Today, one of the most common loading scenarios is to load data from a single data source into the data warehouse. This single data source includes a file, an ODBC table, a message queue (e.g., MSMQ), data from a named pipe, and so on.
Teradata PT, due to its parallel and scalable architecture, makes it possible to both utilize additional CPU power for loading data and allow multiple data streams to be used to parallelize the data extraction process. This architecture provides a foundation for producer operators such as the Data Connector and the ODBC operators to read a single data source in a parallel and scalable manner.
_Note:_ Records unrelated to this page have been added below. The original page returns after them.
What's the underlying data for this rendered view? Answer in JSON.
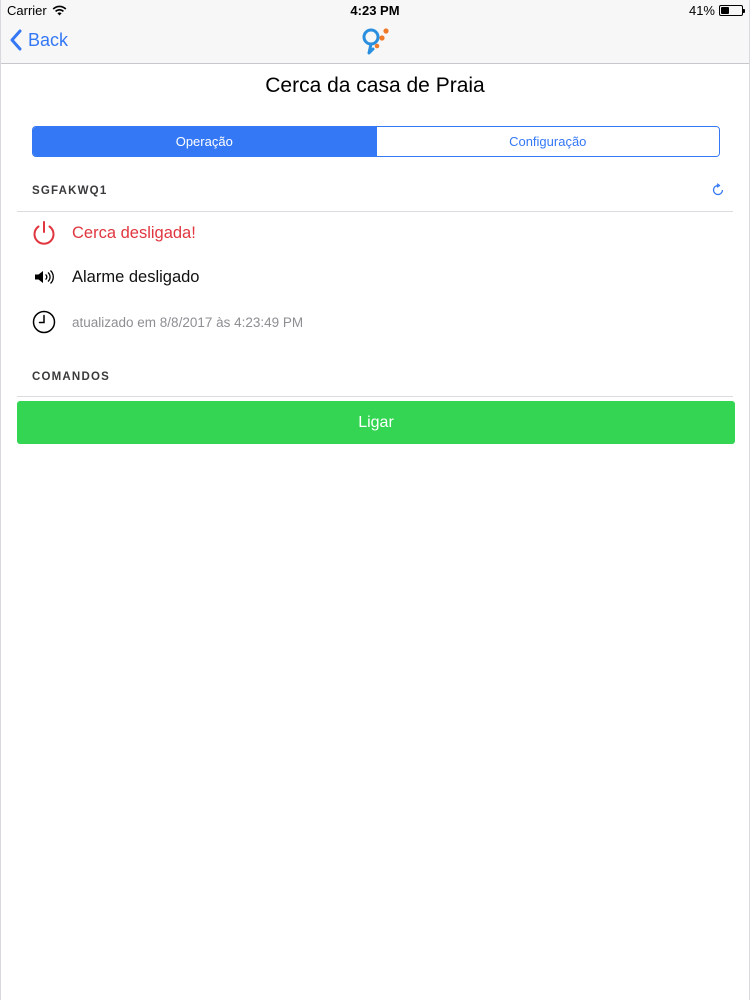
{
  "status_bar": {
    "carrier": "Carrier",
    "time": "4:23 PM",
    "battery_percent": "41%",
    "battery_level": 0.41
  },
  "nav": {
    "back_label": "Back",
    "logo_icon": "app-logo-icon",
    "accent_color": "#3478f6"
  },
  "page": {
    "title": "Cerca da casa de Praia"
  },
  "tabs": [
    {
      "label": "Operação",
      "active": true
    },
    {
      "label": "Configuração",
      "active": false
    }
  ],
  "device": {
    "id": "SGFAKWQ1",
    "refresh_icon": "refresh-icon"
  },
  "status": {
    "fence": {
      "icon": "power-icon",
      "text": "Cerca desligada!",
      "color": "#e0363f"
    },
    "alarm": {
      "icon": "speaker-icon",
      "text": "Alarme desligado"
    },
    "updated": {
      "icon": "clock-icon",
      "text": "atualizado em 8/8/2017 às 4:23:49 PM"
    }
  },
  "commands": {
    "header": "COMANDOS",
    "primary_button": {
      "label": "Ligar",
      "color": "#33d552"
    }
  }
}
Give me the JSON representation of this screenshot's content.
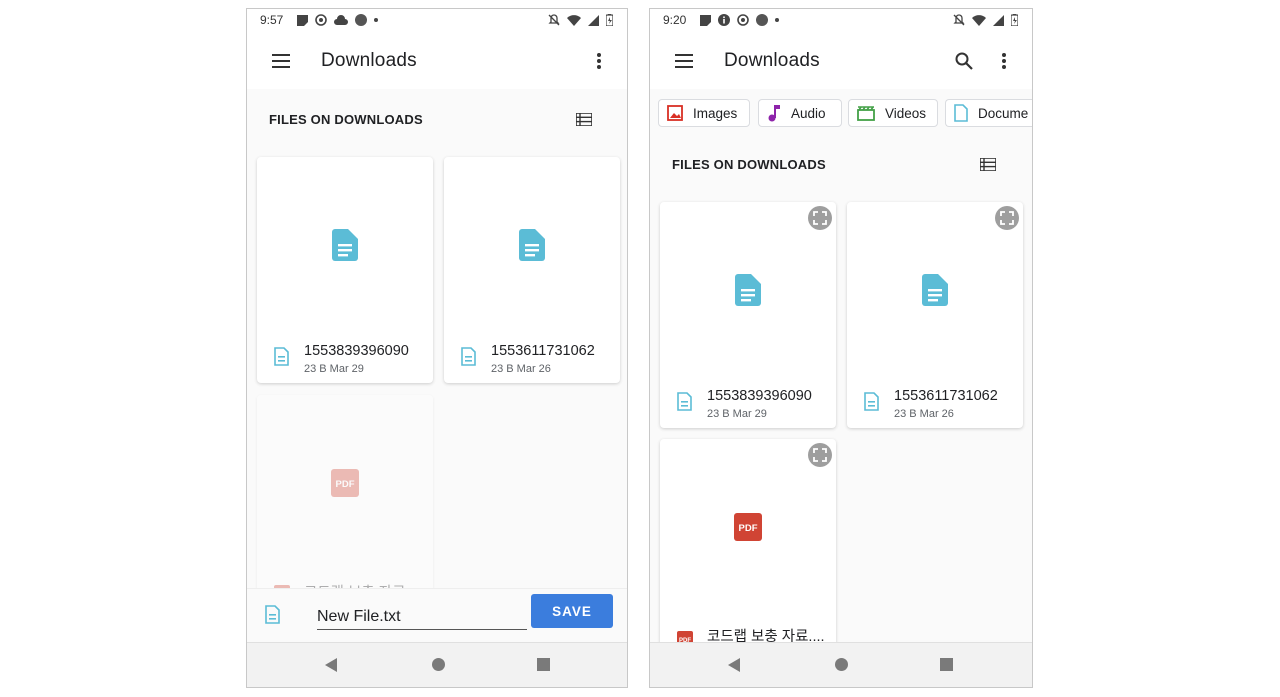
{
  "left": {
    "status": {
      "time": "9:57"
    },
    "app_bar": {
      "title": "Downloads"
    },
    "section_title": "FILES ON DOWNLOADS",
    "files": [
      {
        "name": "1553839396090",
        "meta": "23 B Mar 29",
        "icon": "document-icon"
      },
      {
        "name": "1553611731062",
        "meta": "23 B Mar 26",
        "icon": "document-icon"
      },
      {
        "name": "코드랩 보충 자료.",
        "meta": "",
        "icon": "pdf-icon",
        "badge": "PDF"
      }
    ],
    "save_bar": {
      "filename_value": "New File.txt",
      "save_label": "SAVE"
    }
  },
  "right": {
    "status": {
      "time": "9:20"
    },
    "app_bar": {
      "title": "Downloads"
    },
    "chips": [
      {
        "label": "Images",
        "icon": "image-icon",
        "color": "#d93025"
      },
      {
        "label": "Audio",
        "icon": "music-note-icon",
        "color": "#8e24aa"
      },
      {
        "label": "Videos",
        "icon": "video-icon",
        "color": "#43a047"
      },
      {
        "label": "Docume",
        "icon": "document-outline-icon",
        "color": "#5bbcd6"
      }
    ],
    "section_title": "FILES ON DOWNLOADS",
    "files": [
      {
        "name": "1553839396090",
        "meta": "23 B Mar 29",
        "icon": "document-icon"
      },
      {
        "name": "1553611731062",
        "meta": "23 B Mar 26",
        "icon": "document-icon"
      },
      {
        "name": "코드랩 보충 자료....",
        "meta": "",
        "icon": "pdf-icon",
        "badge": "PDF"
      }
    ]
  },
  "colors": {
    "doc_icon": "#5bbcd6",
    "pdf_red": "#d04434",
    "save_blue": "#3b7ddd"
  }
}
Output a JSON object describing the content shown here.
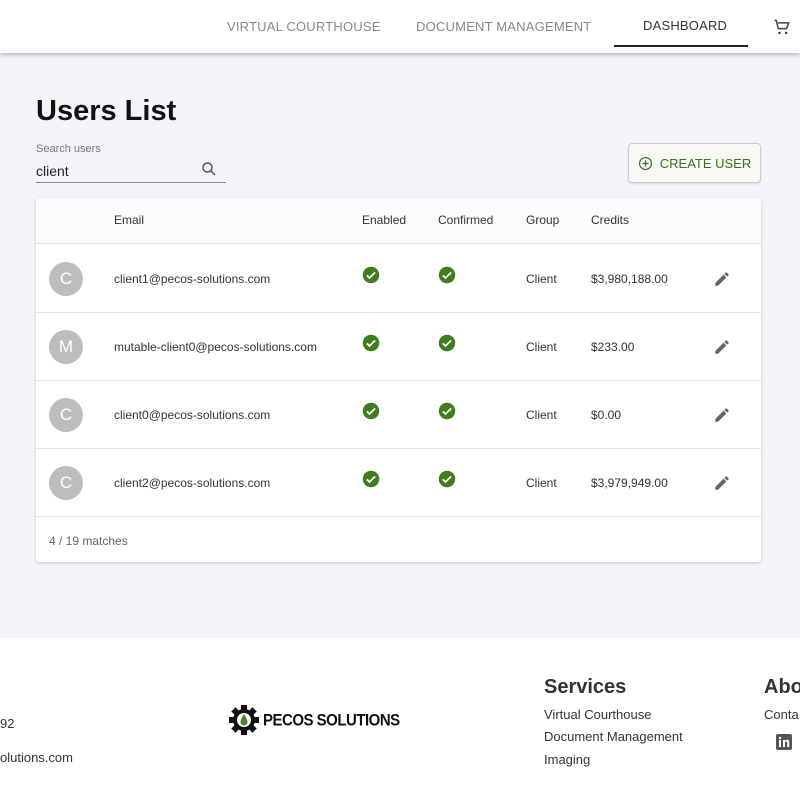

You can specify multiple instances of the Data Connector to read a file by setting the “MultipleReaders” attribute to “Yes”. Prior to Teradata PT 15.0, the support of “MultipleReaders” requires each of the instances to read the same file and process a subset of rows in the file. Although this approach achieves scalable performance by reading data in parallel, it incurs excessive I/O and CPU cycles, and has the potential to cause I/O delays if the instances are not synchronized with each other (e.g., some instances run ahead of the other instances). When this “out of synch” issue occurs, the reading of data blocks may not be fulfilled from the file cache of the I/O system, thus causing I/O overhead due to multiple reads of the same data block by more than one instance.
Starting with Teradata PT 15.0, an enhancement was made to the Data Connector operator so that the main instance is the only instance that reads a file and distributes data rows to the worker instances. As a consequence, there is only one read per data block and each block of data can be processed by multiple worker instances without causing excessive I/O and disk contention issues.
Once the main instance finishes filling a buffer with data rows, it sends the buffer to the worker instances. While the worker instances are processing the data from the buffer in parallel, the main instance begins filling another buffer. When all instances finish reading or processing the data buffers, the main and worker instances would swap buffers, and the same process repeats until all rows are read from the data source.
- RecordsPerBuffer attribute
- Number of instances
- Size of shared memory
The RecordsPerBuffer attribute is for users to define the number of records that the main instance can store in a data buffer for each worker instance. This data buffer is allocated from shared memory so that it can be shared among instances. During the data acquisition phase, the Data Connector operator allocates three shared memory buffers of equal size based on the row size and the RecordPerInstance value. The main instance uses these buffers to send rows to the worker instances in a parallel fashion. Due to the use of these shared memory buffers, a job that uses the “MultipleReaders” feature requires at least (6 x data buffer size) bytes of shared memory by default. This is in addition to the shared memory required for a TPT job not using the “MultipleReaders” feature. Hence, the tbuild -h runtime parameter should be utilized to increase the amount of shared memory reserved for the job, if memory allocation error occurs. For information about the use of the tbuild -h option, see "Teradata PT Utility Commands" in Teradata® Parallel Transporter Reference, B035-2436.
To obtain an optimal value for RecordsPerBuffer, you need to modify it based on the row size, the number of instances, and the size of the shared memory. If the value is set too low, performance will degrade due to excessive swapping of buffers between the main and worker instances. If the value is set too high, it could exceed the maximum limit of shared memory for a job. For more information about the use of this attribute, see "DataConnector Operator" in Teradata® Parallel Transporter Reference, B035-2436.
To increase scalability and parallelism, you can adjust the number of instances of an operator in the APPLY-SELECT statement. While the higher number of instances usually results in better throughput performance, it could degrade performance if more instances than needed are used because they consume system resources such as CPU, semaphores, and shared memory. For strategies on choosing the optimal number of instances for an operator, see Determining System Resource Usage at the Job Level in Best Practices.
Similar to the Data Connector operator, the ODBC operator also allows users to extract data from a single ODBC table with multiple instances. The only difference between the Data Connector operator and the ODBC operator is that the former reads a single file, whereas the latter reads a single ODBC table. Both operators use shared memory buffers parallel processing to maximize the sequential read rate of a data source. While the throughput performance of the Data Connector is limited by the I/O efficiency of a file system, the throughput performance of the ODBC operator depends on the maximum number of rows that can be extracted from an ODBC table in a single ODBC “fetch” operation.
To facilitate the “fetch” efficiency, the ODBC operator provides the DataBlockSize attribute for users to set an optimal buffer size so as to allow the maximum number of rows to be extracted from a table in a single ODBC “fetch” operation. The DataBlockSize attribute functions exactly the same as the RecordsPerBuffer in the Data Connector operator. The ODBC operator uses the DataBlockSize value to allocate shared memory buffers for the main instance to send rows to the worker instances in a parallel fashion.
If the DataBlockSize value is set too low, it will incur excessive swapping of buffers between the main and the worker instances. If the DataBlockSize value is set too high, it could exceed the maximum limit of shared memory for a job. By default, the ODBC allocates two megabytes for each shared memory buffer. For more information about the use of this attribute, see "ODBC Operator" in Teradata® Parallel Transporter Reference, B035-2436.